I am 18 years old. When I was six, Abhisit Vejjajiva became Thailand’s prime minister. My parents sang praises of joy for the former Eton schoolboy with a shiny Oxford degree.
How wonderful would it be if their daughter could also graduate with a prestigious Oxford degree and eventually become an influential Thai society figure?
My family fits the social category of “upper class,” which many people may call “elite,” the measurement of which is simply wealth. Similar to other families of the same social class, the unspoken terms and conditions that my parents had laid for me were clear from the beginning. They would invest obscene levels of money into my education, and in return, I would eventually graduate with a degree from a respectable, if not elite, university abroad.
After our “contract” is complete, I would supposedly be set… for life.
However, our seemingly simple “contract” came with the complexity of various subsections. For example, from as young as seven, I attended approximately ten cram school hours per day on weekends and during school holidays. Whenever I felt tired, my mother would encourage me by saying that completing mathematical equations and reciting poetry was “the most elite form of fun.”
She was very convincing because I continued to participate in “elite fun” for many years. In my family, academic success was the only option.
I am expected to live up to the family legacy and empower the family name.
Thus far, I’m living up to the legacy with strong grades and extracurriculars and acceptance to Stanford University. I was even told, in the frankest way possible, by my parents, that a large portion of pride that they felt towards me derived from my academic achievements.
For a while, I was the golden child. I say this in the past tense because I grew up eventually. I started reading the news, and I became heavily involved in social activism, and my parents became concerned.
“Just don’t get into politics,” they said. Politics is seldom mentioned in my family, and in the rare occasions when they were, it was always because the “poor people” or the “young people” were causing an “unnecessary stir.”
Political activism is for “other people,” the best demonstration of elitism is detachment, they would say. But with the ongoing anti-government protests, the toxic culture of elitism in Thailand rears its ugly head. It’s not just detachment, but passing judgment and waving dismissal.

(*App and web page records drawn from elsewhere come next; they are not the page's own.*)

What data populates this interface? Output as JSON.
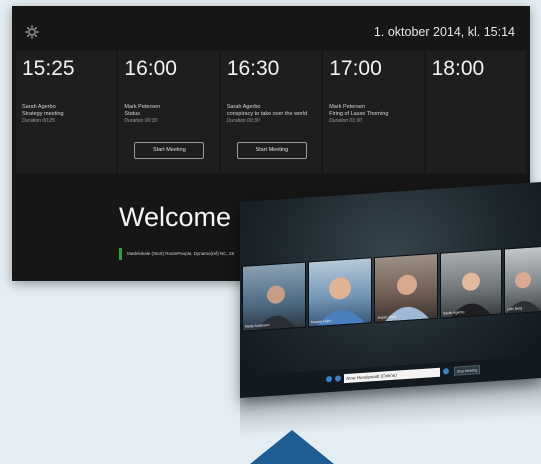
{
  "room": {
    "clock": "1. oktober 2014, kl. 15:14",
    "schedule": [
      {
        "time": "15:25",
        "organizer": "Sarah Agerbo",
        "subject": "Strategy meeting",
        "duration": "Duration 00:25",
        "button": ""
      },
      {
        "time": "16:00",
        "organizer": "Mark Petersen",
        "subject": "Status",
        "duration": "Duration 00:30",
        "button": "Start Meeting"
      },
      {
        "time": "16:30",
        "organizer": "Sarah Agerbo",
        "subject": "conspiracy to take over the world",
        "duration": "Duration 00:30",
        "button": "Start Meeting"
      },
      {
        "time": "17:00",
        "organizer": "Mark Petersen",
        "subject": "Firing of Lasse Thorning",
        "duration": "Duration 01:00",
        "button": ""
      },
      {
        "time": "18:00",
        "organizer": "",
        "subject": "",
        "duration": "",
        "button": ""
      }
    ],
    "welcome": "Welcome",
    "ticker": "Mødelokale (Stort) RoomPeople, Dynamo(ref) NC, 28"
  },
  "video": {
    "participants": [
      {
        "name": "Mette Andersen"
      },
      {
        "name": "Kasper Holm"
      },
      {
        "name": "Jesper Koch"
      },
      {
        "name": "Sarah Agerbo"
      },
      {
        "name": "Lars Berg"
      }
    ],
    "call_input": "Arne Hundewadt (Online)",
    "call_button": "Stop Meeting"
  },
  "colors": {
    "accent": "#1e5d94",
    "green": "#2f9e3f"
  }
}
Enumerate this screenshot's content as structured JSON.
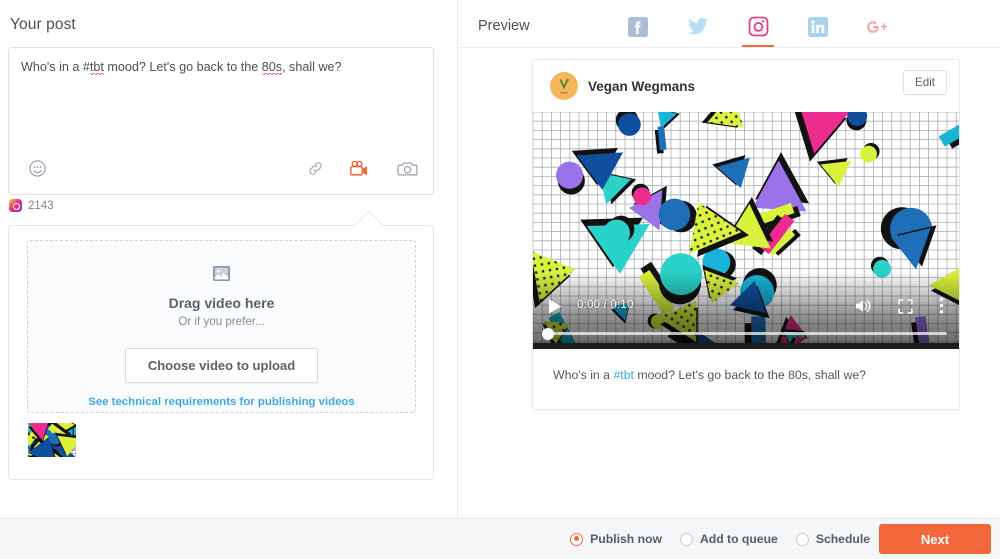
{
  "compose": {
    "title": "Your post",
    "text_parts": [
      {
        "t": "Who's in a #",
        "sp": false
      },
      {
        "t": "tbt",
        "sp": true
      },
      {
        "t": " mood? Let's go back to the ",
        "sp": false
      },
      {
        "t": "80s",
        "sp": true
      },
      {
        "t": ", shall we?",
        "sp": false
      }
    ],
    "full_text": "Who's in a #tbt mood? Let's go back to the 80s, shall we?",
    "char_count": "2143",
    "network_icon": "instagram-icon",
    "toolbar": {
      "emoji_icon": "emoji-smiley-icon",
      "link_icon": "link-chain-icon",
      "video_icon": "video-camera-icon",
      "photo_icon": "camera-icon"
    }
  },
  "upload": {
    "image_icon": "image-placeholder-icon",
    "drag_title": "Drag video here",
    "drag_sub": "Or if you prefer...",
    "choose_button": "Choose video to upload",
    "tech_link": "See technical requirements for publishing videos",
    "thumbnail_name": "video-thumbnail"
  },
  "preview": {
    "title": "Preview",
    "tabs": [
      {
        "name": "facebook",
        "label": "f",
        "color": "#aebdd6",
        "active": false
      },
      {
        "name": "twitter",
        "label": "twitter-bird",
        "color": "#b9ddf5",
        "active": false
      },
      {
        "name": "instagram",
        "label": "instagram-camera",
        "color": "#e0427f",
        "active": true
      },
      {
        "name": "linkedin",
        "label": "in",
        "color": "#a6d4ec",
        "active": false
      },
      {
        "name": "googleplus",
        "label": "G+",
        "color": "#f5a9a4",
        "active": false
      }
    ],
    "active_tab": "instagram",
    "accent_color": "#f2693c",
    "card": {
      "brand_name": "Vegan Wegmans",
      "avatar_initial": "V",
      "avatar_color": "#f4b75c",
      "edit_label": "Edit",
      "caption_prefix": "Who's in a ",
      "caption_hashtag": "#tbt",
      "caption_suffix": " mood? Let's go back to the 80s, shall we?",
      "video": {
        "current_time": "0:00",
        "duration": "0:10",
        "time_display": "0:00 / 0:10",
        "play_icon": "play-icon",
        "volume_icon": "volume-on-icon",
        "fullscreen_icon": "fullscreen-icon",
        "menu_icon": "kebab-menu-icon",
        "progress_percent": 0
      }
    }
  },
  "bottom": {
    "options": [
      {
        "label": "Publish now",
        "selected": true
      },
      {
        "label": "Add to queue",
        "selected": false
      },
      {
        "label": "Schedule",
        "selected": false
      }
    ],
    "next_label": "Next"
  }
}
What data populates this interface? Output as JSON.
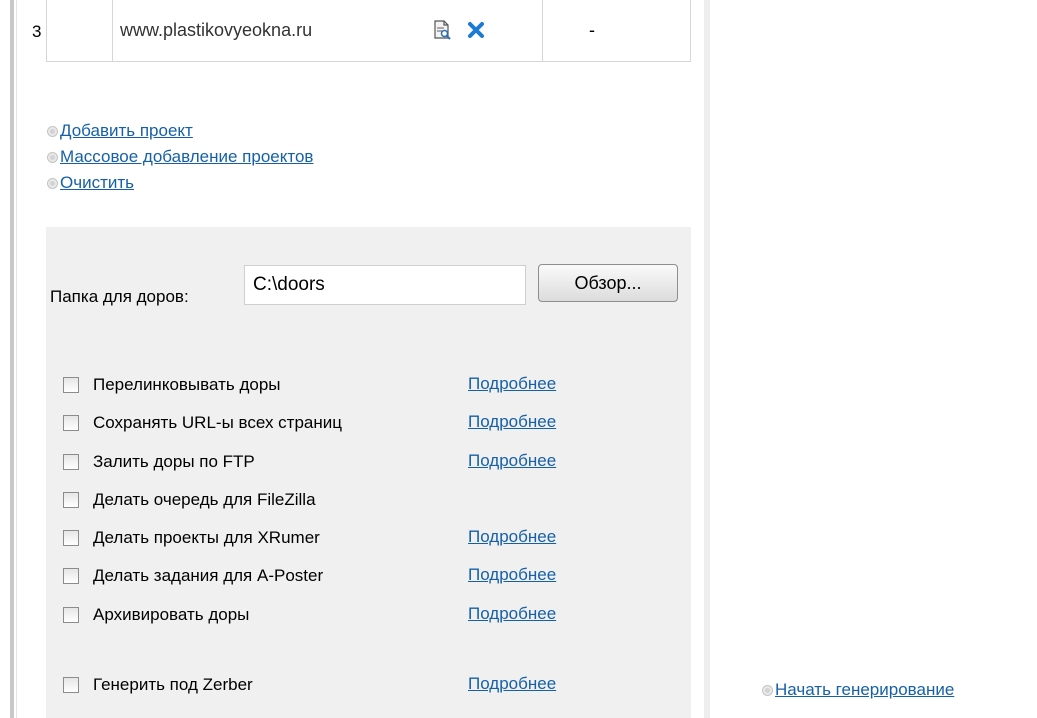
{
  "table": {
    "row": {
      "number": "3",
      "url": "www.plastikovyeokna.ru",
      "status": "-"
    },
    "icons": {
      "preview": "document-preview-icon",
      "delete": "close-icon"
    }
  },
  "links": [
    "Добавить проект",
    "Массовое добавление проектов",
    "Очистить"
  ],
  "folder": {
    "label": "Папка для доров:",
    "value": "C:\\doors",
    "browse_label": "Обзор..."
  },
  "options": [
    {
      "label": "Перелинковывать доры",
      "more": "Подробнее",
      "checked": false
    },
    {
      "label": "Сохранять URL-ы всех страниц",
      "more": "Подробнее",
      "checked": false
    },
    {
      "label": "Залить доры по FTP",
      "more": "Подробнее",
      "checked": false
    },
    {
      "label": "Делать очередь для FileZilla",
      "more": "",
      "checked": false
    },
    {
      "label": "Делать проекты для XRumer",
      "more": "Подробнее",
      "checked": false
    },
    {
      "label": "Делать задания для A-Poster",
      "more": "Подробнее",
      "checked": false
    },
    {
      "label": "Архивировать доры",
      "more": "Подробнее",
      "checked": false
    },
    {
      "label": "Генерить под Zerber",
      "more": "Подробнее",
      "checked": false
    }
  ],
  "start_label": "Начать генерирование",
  "colors": {
    "link": "#1560a8",
    "panel_bg": "#f0f0f0",
    "delete_icon": "#1a7ad4"
  }
}
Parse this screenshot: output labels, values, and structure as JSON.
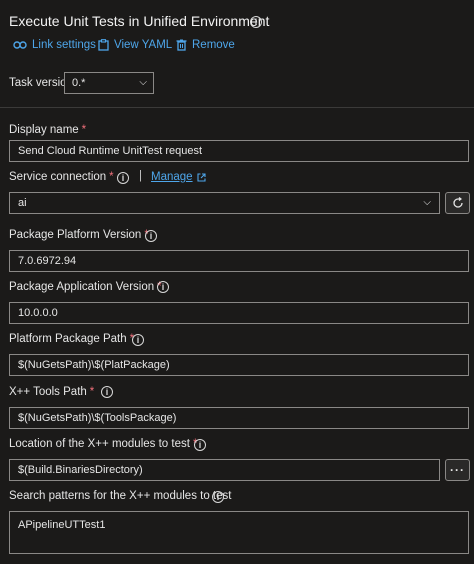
{
  "header": {
    "title": "Execute Unit Tests in Unified Environment",
    "link_settings": "Link settings",
    "view_yaml": "View YAML",
    "remove": "Remove"
  },
  "task_version": {
    "label": "Task version",
    "value": "0.*"
  },
  "fields": {
    "display_name": {
      "label": "Display name",
      "value": "Send Cloud Runtime UnitTest request"
    },
    "service_connection": {
      "label": "Service connection",
      "manage": "Manage",
      "value": "ai",
      "separator": "|"
    },
    "package_platform_version": {
      "label": "Package Platform Version",
      "value": "7.0.6972.94"
    },
    "package_application_version": {
      "label": "Package Application Version",
      "value": "10.0.0.0"
    },
    "platform_package_path": {
      "label": "Platform Package Path",
      "value": "$(NuGetsPath)\\$(PlatPackage)"
    },
    "tools_path": {
      "label": "X++ Tools Path",
      "value": "$(NuGetsPath)\\$(ToolsPackage)"
    },
    "modules_location": {
      "label": "Location of the X++ modules to test",
      "value": "$(Build.BinariesDirectory)",
      "browse": "···"
    },
    "search_patterns": {
      "label": "Search patterns for the X++ modules to test",
      "value": "APipelineUTTest1"
    }
  },
  "required_mark": "*",
  "colors": {
    "background": "#1b1a19",
    "accent": "#4ea6ea",
    "required": "#f1707b",
    "border": "#8a8886"
  }
}
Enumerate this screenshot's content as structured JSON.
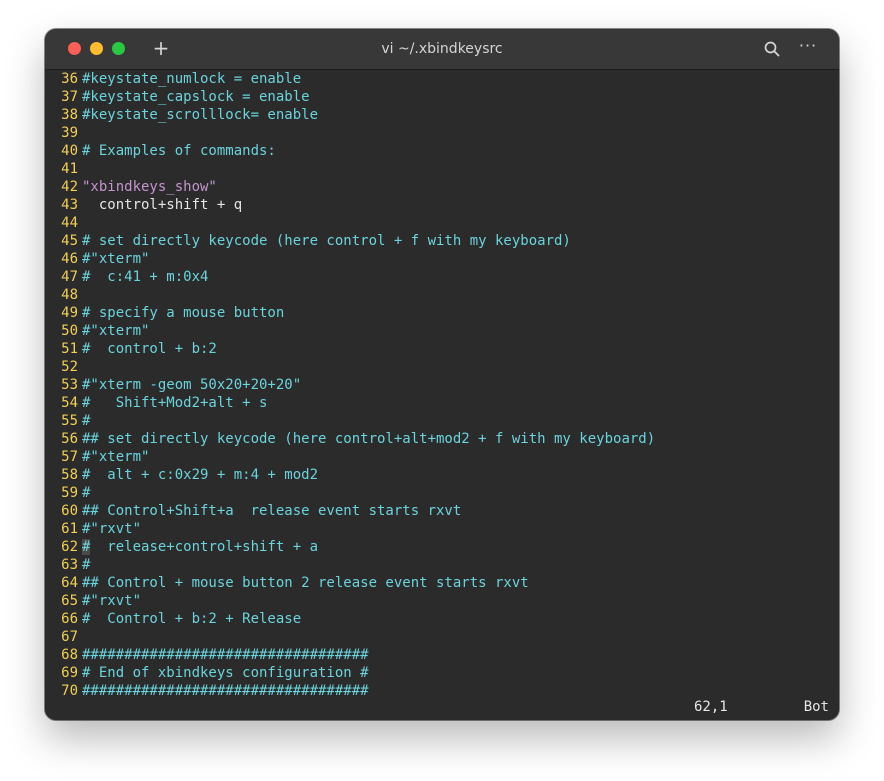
{
  "window": {
    "title": "vi ~/.xbindkeysrc",
    "new_tab_label": "+",
    "more_label": "···"
  },
  "editor": {
    "lines": [
      {
        "num": "36",
        "text": "#keystate_numlock = enable",
        "kind": "comment"
      },
      {
        "num": "37",
        "text": "#keystate_capslock = enable",
        "kind": "comment"
      },
      {
        "num": "38",
        "text": "#keystate_scrolllock= enable",
        "kind": "comment"
      },
      {
        "num": "39",
        "text": "",
        "kind": "comment"
      },
      {
        "num": "40",
        "text": "# Examples of commands:",
        "kind": "comment"
      },
      {
        "num": "41",
        "text": "",
        "kind": "comment"
      },
      {
        "num": "42",
        "text": "\"xbindkeys_show\"",
        "kind": "string"
      },
      {
        "num": "43",
        "text": "  control+shift + q",
        "kind": "plain"
      },
      {
        "num": "44",
        "text": "",
        "kind": "comment"
      },
      {
        "num": "45",
        "text": "# set directly keycode (here control + f with my keyboard)",
        "kind": "comment"
      },
      {
        "num": "46",
        "text": "#\"xterm\"",
        "kind": "comment"
      },
      {
        "num": "47",
        "text": "#  c:41 + m:0x4",
        "kind": "comment"
      },
      {
        "num": "48",
        "text": "",
        "kind": "comment"
      },
      {
        "num": "49",
        "text": "# specify a mouse button",
        "kind": "comment"
      },
      {
        "num": "50",
        "text": "#\"xterm\"",
        "kind": "comment"
      },
      {
        "num": "51",
        "text": "#  control + b:2",
        "kind": "comment"
      },
      {
        "num": "52",
        "text": "",
        "kind": "comment"
      },
      {
        "num": "53",
        "text": "#\"xterm -geom 50x20+20+20\"",
        "kind": "comment"
      },
      {
        "num": "54",
        "text": "#   Shift+Mod2+alt + s",
        "kind": "comment"
      },
      {
        "num": "55",
        "text": "#",
        "kind": "comment"
      },
      {
        "num": "56",
        "text": "## set directly keycode (here control+alt+mod2 + f with my keyboard)",
        "kind": "comment"
      },
      {
        "num": "57",
        "text": "#\"xterm\"",
        "kind": "comment"
      },
      {
        "num": "58",
        "text": "#  alt + c:0x29 + m:4 + mod2",
        "kind": "comment"
      },
      {
        "num": "59",
        "text": "#",
        "kind": "comment"
      },
      {
        "num": "60",
        "text": "## Control+Shift+a  release event starts rxvt",
        "kind": "comment"
      },
      {
        "num": "61",
        "text": "#\"rxvt\"",
        "kind": "comment"
      },
      {
        "num": "62",
        "text": "#  release+control+shift + a",
        "kind": "comment",
        "cursor": true
      },
      {
        "num": "63",
        "text": "#",
        "kind": "comment"
      },
      {
        "num": "64",
        "text": "## Control + mouse button 2 release event starts rxvt",
        "kind": "comment"
      },
      {
        "num": "65",
        "text": "#\"rxvt\"",
        "kind": "comment"
      },
      {
        "num": "66",
        "text": "#  Control + b:2 + Release",
        "kind": "comment"
      },
      {
        "num": "67",
        "text": "",
        "kind": "comment"
      },
      {
        "num": "68",
        "text": "##################################",
        "kind": "comment"
      },
      {
        "num": "69",
        "text": "# End of xbindkeys configuration #",
        "kind": "comment"
      },
      {
        "num": "70",
        "text": "##################################",
        "kind": "comment"
      }
    ]
  },
  "status": {
    "position": "62,1",
    "scroll": "Bot"
  },
  "colors": {
    "line_number": "#f2cf56",
    "comment": "#6bd3dc",
    "string": "#c593cf",
    "plain": "#e6e6e6",
    "background": "#2b2b2b"
  }
}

In recent weeks, I’ve read an array of angry posts on Facebook against the pro-democracy protests led by students. They are mostly from upper-class parents, who believe the youth don’t know any better because they have lived too short of lives to understand the world, including not understanding their own political demands.
There exists a preconception that their demands are automatically unreasonable and ignorant. Furthermore, they believe “someone” must be behind this. After all, how could these kids think for themself?
The main worry for elite parents is that their children might be “bullied” into joining the protests. Many elite parents also feel relief because their children are in international schools, which are bubbles of privilege untouched by the reality of Thailand’s political and social upheavals.
It makes me sad to see the voices of my generation so dismissed. I have grown up with the mindset that I am the future. After all, I’m meeting the terms of the “contract” set by my parents.
But therein lies the problem. My parents set the contract. I never had any say in it. I may also assume it’s a similar contract in most upper-class families. It’s a contract expected of our social class. From grades to schools to careers and future husbands or wives, make sure to attach the term “elite” to everything; this is what separates “us” from “them.”
The term “elite” defines the mindset and values, which is why former PM Abhisit will always be our social class’s darling. Eton, Oxford, the last name, and yes, that accent.
On the other hand, farmers and workers in the streets, students from middle-class families shouting “death to dictatorship, long live democracy” are not for us. In fact, the elitist mindset fears that it will jeopardize the privilege and prosperity of our families and social class.
The toxic culture of elitism fails to understand that Thailand belongs to us, all of us. It’s all our responsibility to stand up for each other, regardless of the social construct that divides us by the size of our bank accounts.
We all should demand democracy, a political system based on equality, transparency, and accountability, not ignorance and submission.